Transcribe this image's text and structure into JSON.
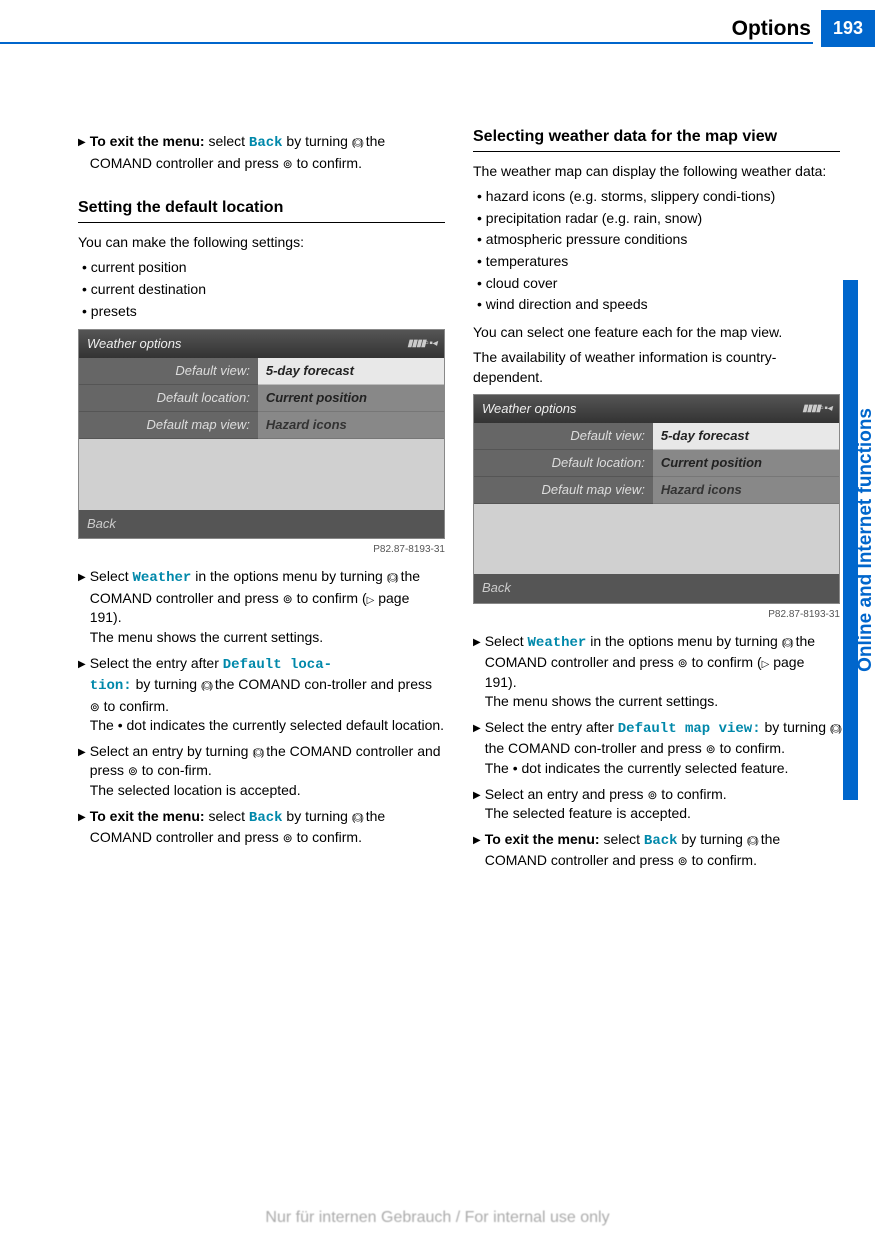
{
  "header": {
    "title": "Options",
    "page_number": "193"
  },
  "side_tab": "Online and Internet functions",
  "footer_watermark": "Nur für internen Gebrauch / For internal use only",
  "left": {
    "step_exit1": {
      "bold": "To exit the menu:",
      "rest1": " select ",
      "link": "Back",
      "rest2": " by turning ",
      "rest3": " the COMAND controller and press ",
      "rest4": " to confirm."
    },
    "heading1": "Setting the default location",
    "intro1": "You can make the following settings:",
    "bullets1": [
      "current position",
      "current destination",
      "presets"
    ],
    "screenshot": {
      "title": "Weather options",
      "rows": [
        {
          "label": "Default view:",
          "value": "5-day forecast"
        },
        {
          "label": "Default location:",
          "value": "Current position"
        },
        {
          "label": "Default map view:",
          "value": "Hazard icons"
        }
      ],
      "back": "Back",
      "caption": "P82.87-8193-31"
    },
    "step_select_weather": {
      "a": "Select ",
      "link": "Weather",
      "b": " in the options menu by turning ",
      "c": " the COMAND controller and press ",
      "d": " to confirm (",
      "e": " page 191).",
      "f": "The menu shows the current settings."
    },
    "step_default_loc": {
      "a": "Select the entry after ",
      "link": "Default loca-\ntion:",
      "b": " by turning ",
      "c": " the COMAND con-troller and press ",
      "d": " to confirm.",
      "e": "The • dot indicates the currently selected default location."
    },
    "step_select_entry": {
      "a": "Select an entry by turning ",
      "b": " the COMAND controller and press ",
      "c": " to con-firm.",
      "d": "The selected location is accepted."
    },
    "step_exit2": {
      "bold": "To exit the menu:",
      "a": " select ",
      "link": "Back",
      "b": " by turning ",
      "c": " the COMAND controller and press ",
      "d": " to confirm."
    }
  },
  "right": {
    "heading1": "Selecting weather data for the map view",
    "intro1": "The weather map can display the following weather data:",
    "bullets1": [
      "hazard icons (e.g. storms, slippery condi-tions)",
      "precipitation radar (e.g. rain, snow)",
      "atmospheric pressure conditions",
      "temperatures",
      "cloud cover",
      "wind direction and speeds"
    ],
    "para1": "You can select one feature each for the map view.",
    "para2": "The availability of weather information is country-dependent.",
    "screenshot": {
      "title": "Weather options",
      "rows": [
        {
          "label": "Default view:",
          "value": "5-day forecast"
        },
        {
          "label": "Default location:",
          "value": "Current position"
        },
        {
          "label": "Default map view:",
          "value": "Hazard icons"
        }
      ],
      "back": "Back",
      "caption": "P82.87-8193-31"
    },
    "step_select_weather": {
      "a": "Select ",
      "link": "Weather",
      "b": " in the options menu by turning ",
      "c": " the COMAND controller and press ",
      "d": " to confirm (",
      "e": " page 191).",
      "f": "The menu shows the current settings."
    },
    "step_default_map": {
      "a": "Select the entry after ",
      "link": "Default map view:",
      "b": " by turning ",
      "c": " the COMAND con-troller and press ",
      "d": " to confirm.",
      "e": "The • dot indicates the currently selected feature."
    },
    "step_select_entry": {
      "a": "Select an entry and press ",
      "b": " to confirm.",
      "c": "The selected feature is accepted."
    },
    "step_exit": {
      "bold": "To exit the menu:",
      "a": " select ",
      "link": "Back",
      "b": " by turning ",
      "c": " the COMAND controller and press ",
      "d": " to confirm."
    }
  }
}
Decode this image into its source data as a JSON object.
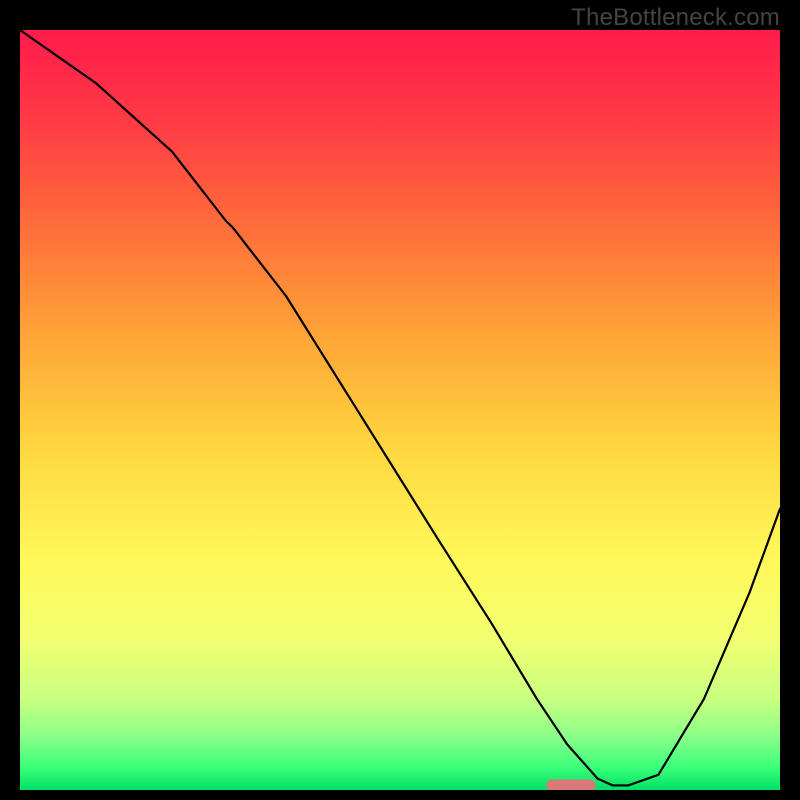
{
  "watermark": "TheBottleneck.com",
  "chart_data": {
    "type": "line",
    "title": "",
    "xlabel": "",
    "ylabel": "",
    "xlim": [
      0,
      100
    ],
    "ylim": [
      0,
      100
    ],
    "background_gradient": {
      "stops": [
        {
          "offset": 0,
          "color": "#ff1b4b"
        },
        {
          "offset": 12,
          "color": "#ff3a45"
        },
        {
          "offset": 25,
          "color": "#ff6a3b"
        },
        {
          "offset": 40,
          "color": "#ffa337"
        },
        {
          "offset": 55,
          "color": "#ffd640"
        },
        {
          "offset": 70,
          "color": "#fff95a"
        },
        {
          "offset": 80,
          "color": "#f2ff70"
        },
        {
          "offset": 88,
          "color": "#c9ff80"
        },
        {
          "offset": 93,
          "color": "#8aff88"
        },
        {
          "offset": 97,
          "color": "#3bff7a"
        },
        {
          "offset": 100,
          "color": "#00e066"
        }
      ]
    },
    "series": [
      {
        "name": "bottleneck-curve",
        "color": "#000000",
        "width": 2.2,
        "x": [
          0,
          10,
          20,
          27,
          28,
          35,
          45,
          55,
          62,
          68,
          72,
          76,
          78,
          80,
          84,
          90,
          96,
          100
        ],
        "y": [
          100,
          93,
          84,
          75,
          74,
          65,
          49,
          33,
          22,
          12,
          6,
          1.5,
          0.6,
          0.6,
          2,
          12,
          26,
          37
        ]
      }
    ],
    "marker": {
      "name": "optimal-range",
      "shape": "rounded-rect",
      "color": "#d97a7a",
      "x": 72.5,
      "y": 0.6,
      "width": 6.5,
      "height": 1.6,
      "rx": 0.8
    }
  }
}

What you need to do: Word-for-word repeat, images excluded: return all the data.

Result of this exercise:
Transcribe this image's text and structure into JSON.
{
  "header": {
    "title": "Options",
    "page_number": "193"
  },
  "side_tab": "Online and Internet functions",
  "footer_watermark": "Nur für internen Gebrauch / For internal use only",
  "left": {
    "step_exit1": {
      "bold": "To exit the menu:",
      "rest1": " select ",
      "link": "Back",
      "rest2": " by turning ",
      "rest3": " the COMAND controller and press ",
      "rest4": " to confirm."
    },
    "heading1": "Setting the default location",
    "intro1": "You can make the following settings:",
    "bullets1": [
      "current position",
      "current destination",
      "presets"
    ],
    "screenshot": {
      "title": "Weather options",
      "rows": [
        {
          "label": "Default view:",
          "value": "5-day forecast"
        },
        {
          "label": "Default location:",
          "value": "Current position"
        },
        {
          "label": "Default map view:",
          "value": "Hazard icons"
        }
      ],
      "back": "Back",
      "caption": "P82.87-8193-31"
    },
    "step_select_weather": {
      "a": "Select ",
      "link": "Weather",
      "b": " in the options menu by turning ",
      "c": " the COMAND controller and press ",
      "d": " to confirm (",
      "e": " page 191).",
      "f": "The menu shows the current settings."
    },
    "step_default_loc": {
      "a": "Select the entry after ",
      "link": "Default loca-\ntion:",
      "b": " by turning ",
      "c": " the COMAND con-troller and press ",
      "d": " to confirm.",
      "e": "The • dot indicates the currently selected default location."
    },
    "step_select_entry": {
      "a": "Select an entry by turning ",
      "b": " the COMAND controller and press ",
      "c": " to con-firm.",
      "d": "The selected location is accepted."
    },
    "step_exit2": {
      "bold": "To exit the menu:",
      "a": " select ",
      "link": "Back",
      "b": " by turning ",
      "c": " the COMAND controller and press ",
      "d": " to confirm."
    }
  },
  "right": {
    "heading1": "Selecting weather data for the map view",
    "intro1": "The weather map can display the following weather data:",
    "bullets1": [
      "hazard icons (e.g. storms, slippery condi-tions)",
      "precipitation radar (e.g. rain, snow)",
      "atmospheric pressure conditions",
      "temperatures",
      "cloud cover",
      "wind direction and speeds"
    ],
    "para1": "You can select one feature each for the map view.",
    "para2": "The availability of weather information is country-dependent.",
    "screenshot": {
      "title": "Weather options",
      "rows": [
        {
          "label": "Default view:",
          "value": "5-day forecast"
        },
        {
          "label": "Default location:",
          "value": "Current position"
        },
        {
          "label": "Default map view:",
          "value": "Hazard icons"
        }
      ],
      "back": "Back",
      "caption": "P82.87-8193-31"
    },
    "step_select_weather": {
      "a": "Select ",
      "link": "Weather",
      "b": " in the options menu by turning ",
      "c": " the COMAND controller and press ",
      "d": " to confirm (",
      "e": " page 191).",
      "f": "The menu shows the current settings."
    },
    "step_default_map": {
      "a": "Select the entry after ",
      "link": "Default map view:",
      "b": " by turning ",
      "c": " the COMAND con-troller and press ",
      "d": " to confirm.",
      "e": "The • dot indicates the currently selected feature."
    },
    "step_select_entry": {
      "a": "Select an entry and press ",
      "b": " to confirm.",
      "c": "The selected feature is accepted."
    },
    "step_exit": {
      "bold": "To exit the menu:",
      "a": " select ",
      "link": "Back",
      "b": " by turning ",
      "c": " the COMAND controller and press ",
      "d": " to confirm."
    }
  }
}
Decode this image into its source data as a JSON object.
{
  "watermark": "TheBottleneck.com",
  "chart_data": {
    "type": "line",
    "title": "",
    "xlabel": "",
    "ylabel": "",
    "xlim": [
      0,
      100
    ],
    "ylim": [
      0,
      100
    ],
    "background_gradient": {
      "stops": [
        {
          "offset": 0,
          "color": "#ff1b4b"
        },
        {
          "offset": 12,
          "color": "#ff3a45"
        },
        {
          "offset": 25,
          "color": "#ff6a3b"
        },
        {
          "offset": 40,
          "color": "#ffa337"
        },
        {
          "offset": 55,
          "color": "#ffd640"
        },
        {
          "offset": 70,
          "color": "#fff95a"
        },
        {
          "offset": 80,
          "color": "#f2ff70"
        },
        {
          "offset": 88,
          "color": "#c9ff80"
        },
        {
          "offset": 93,
          "color": "#8aff88"
        },
        {
          "offset": 97,
          "color": "#3bff7a"
        },
        {
          "offset": 100,
          "color": "#00e066"
        }
      ]
    },
    "series": [
      {
        "name": "bottleneck-curve",
        "color": "#000000",
        "width": 2.2,
        "x": [
          0,
          10,
          20,
          27,
          28,
          35,
          45,
          55,
          62,
          68,
          72,
          76,
          78,
          80,
          84,
          90,
          96,
          100
        ],
        "y": [
          100,
          93,
          84,
          75,
          74,
          65,
          49,
          33,
          22,
          12,
          6,
          1.5,
          0.6,
          0.6,
          2,
          12,
          26,
          37
        ]
      }
    ],
    "marker": {
      "name": "optimal-range",
      "shape": "rounded-rect",
      "color": "#d97a7a",
      "x": 72.5,
      "y": 0.6,
      "width": 6.5,
      "height": 1.6,
      "rx": 0.8
    }
  }
}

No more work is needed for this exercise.